Rolls Royce is making an attempt to speed up the adoption of metal 3D printing for the manufacturing industry. The center for the research is being done at a prestigious facility that has been the source of many advancements across science and technology. These developments include the translation of the Dead Sea Scrolls, a deeper understanding of HIV and finding a way for scientist to unwrap complex protein receptors.
Now the facility, located in Oxfordshire and known as the Diamond Light Source, is helping Rolls Royce’s mission to improve the quality of additive manufactured parts. The automotive manufacturer is teaming up with AMAZE, a group of 26 European institutions from academia and industry. The project will be using the national synchrotron facility at Harwell, Oxfordshire to find details on the high energy conditions inside a metal 3D printer.
The synchrotron allows researchers to use X-Ray technology to examine the rate and consistency that a 3D metal printer deposits layers. The idea of the project is to collect a multitude of data that will help create an algorithm that will take using additive manufacturing to the next step.
It is no surprise that Rolls Royce is heading this research, the company has found success in 3D printing for the aerospace industry for over a decade. One specific technique that the company uses is direct energy deposition, which involves metal powder being deposited, melted and solidified coherently.
Rolls Royce is able to use blown powder to create bladed disks for engines. When one of these disks is damaged under intense heat pressure, direct energy deposition can be used to repair the part, the repaired area can then be milled back down to the required finish.

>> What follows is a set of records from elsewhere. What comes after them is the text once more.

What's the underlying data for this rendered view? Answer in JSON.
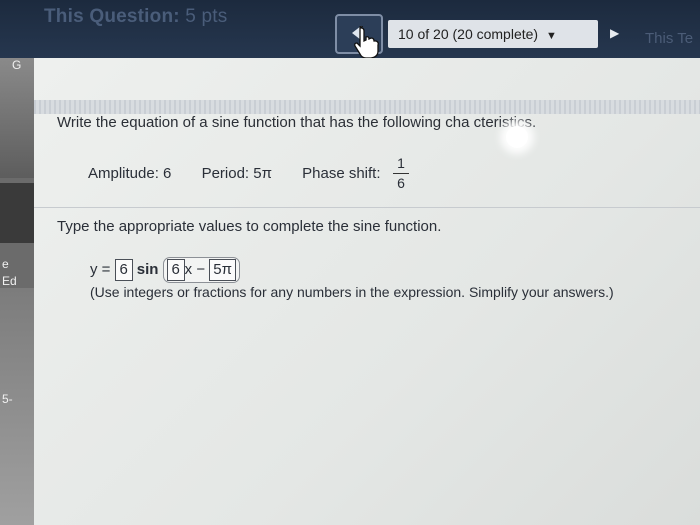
{
  "header": {
    "title_prefix": "This Question:",
    "title_points": "5 pts",
    "progress": "10 of 20 (20 complete)",
    "next_label": "This Te"
  },
  "question": {
    "prompt": "Write the equation of a sine function that has the following cha  cteristics.",
    "amplitude_label": "Amplitude: 6",
    "period_label": "Period: 5π",
    "phase_shift_label": "Phase shift:",
    "phase_num": "1",
    "phase_den": "6",
    "instruction": "Type the appropriate values to complete the sine function.",
    "equation": {
      "lhs": "y =",
      "amp_value": "6",
      "func": "sin",
      "b_value": "6",
      "x_var": "x",
      "minus": "−",
      "c_value": "5π"
    },
    "hint": "(Use integers or fractions for any numbers in the expression. Simplify your answers.)"
  },
  "left_strip": {
    "labels": [
      "G",
      "e",
      "Ed",
      "5-"
    ]
  }
}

“The controllable point [of laser metal deposition is] just above the surface, where the laser hits the powder. No one actually knows what happens from then on. We are not really sure whether the laser is melting it on the surface or melting the powder in the air.” (http://bit.ly/2z1iyql) Said Peter Lee, a Professor of Materials Imaging at the University of Manchester.
To understand this process and the particle level reactions occurring inside the printer, the synchrotron captures a slowed down image and analyses the process at 10,000 frames per second. The researchers are able to do this by circulating electrons around a storage ring almost at the speed of light, which then produces a light 10 billion times brighter than the sun. This will allow the scientist to gain a deeper understanding of the process, specifically how and why surface fluctuations and imperfections occur.
The data gathered during the study through the synchrotron comes out to about 5 terabytes a year. Eventually, the researchers plan on using this massive amount of data to create a closed loop system, which would enable the 3D printer to correct itself and avoid the typical faults before they would happen.
This research could lead to incredible innovations for the manufacturing community. It is always great to see company’s partner with academia to find answers that cost the industry an incredible amount of time and money every year. Manufacturing Talk Radio will be keeping a close eye on the research being done by Rolls Royce and AMAZE, so be sure to keep checking back for more information.